I’m not saying that I have a smooth way to integrate my faith into my scholarship and my scholarship into my faith, but I wonder how Christian scholars do so. Conservative ones would essentially argue that both are consistent with each other, but there are others, like Donaldson, who are not afraid to note discrepancies. What do they do with that, from a faith perspective?
2. On page 311, Donaldson states: “Bultmann, for example, denies that Paul’s conversion is to be viewed as the resolution of a long struggle of despair over the law’s demands; Phil 3:6, rather than Rom 7, describes Paul’s pre-Damascus experience with the law.”
This illustrates to me that there is variety within the Old Perspective, which Bultmann held. One Old Perspective view is that Paul felt guilty and burdened over his failure to observe the law, and that receiving God’s free-grace through Christ was a relief to him. Here, Paul is viewed as similar to Martin Luther, and advocates of the New Perspective come back and quote Philippians 3:6, where Paul says that, prior to his conversion to Christ, he was blameless with respect to the requirements of the law. But Bultmann held to a different strand of the Old Perspective: that Paul was not racked with guilt over his failure to observe the law, but that his obedience was conducive to self-righteousness and boasting.

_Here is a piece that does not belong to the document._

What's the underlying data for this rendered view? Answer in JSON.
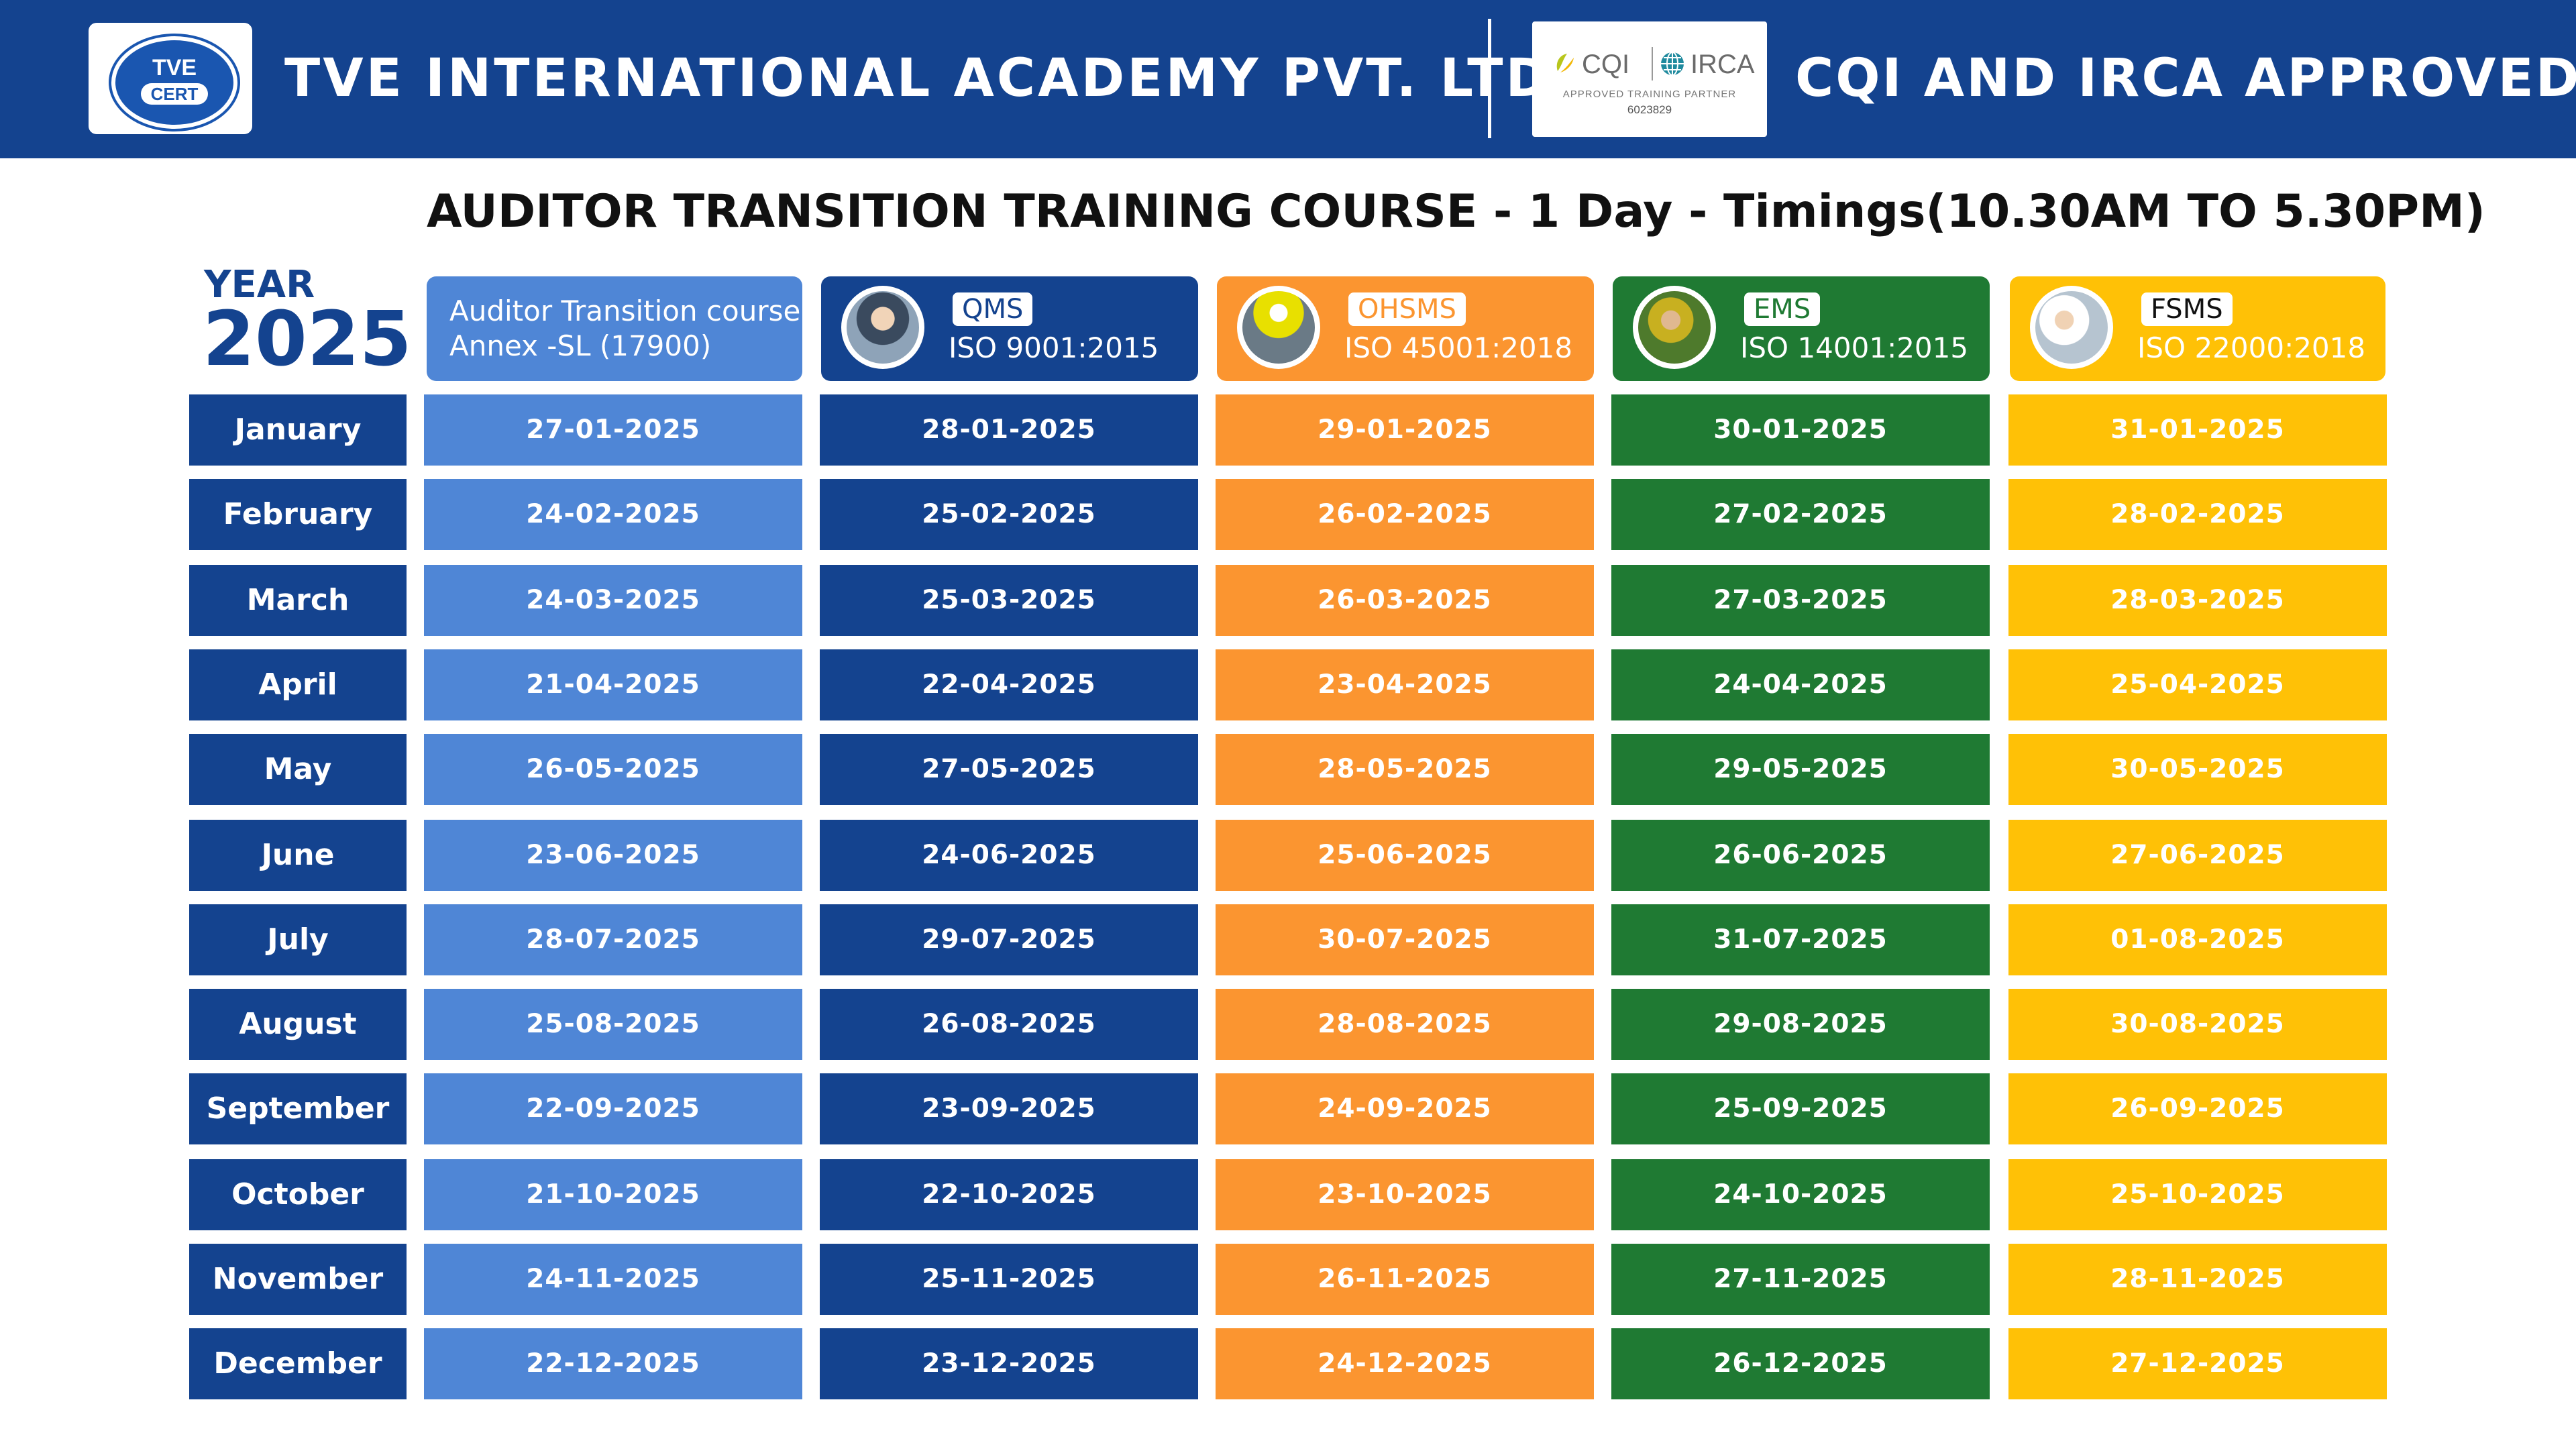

To that, advocates of the New Perspective say that Judaism itself believed in grace rather than self-righteousness, and that Paul’s concern was Gentile inclusion into Israel, not rejecting Judaism as a self-righteous religion.
3. On page 358, Donaldson states: “As Segal points out, it is not proper to say that in righteous Gentiles conceptions, the law does not apply to Gentiles; rather, the Gentiles are bound by those parts of the Torah that apply to them in particular.”
This is relevant to my continuing question about the relationship of Gentiles to the Torah. Apparently, for Segal, the Gentiles are bound to some rules in the Torah, but not to others. In my opinion, that insight is consistent with what Paul says in Romans 2:14-15 (KJV): “For when the Gentiles, which have not the law, do by nature the things contained in the law, these, having not the law, are a law unto themselves: Which shew the work of the law written in their hearts, their conscience also bearing witness, and their thoughts the mean while accusing or else excusing one another;)”. There, Paul says that Gentiles are following the law when they obey their consciences. That’s different from saying that the Jews are bound to the law whereas the Gentiles are not.
4. I got a big laugh out of what Donaldson says on page 370: “Schonfield has made the startling and wildly fanciful suggestion that Paul persecuted the followers of Jesus because he believed himself to be the Messiah; Hugh J. Schonfield, The Jew of Tarsus (London: MacDonald, 1946) 78-90.”
I may read Schonfield’s book some time just to see how he supports that!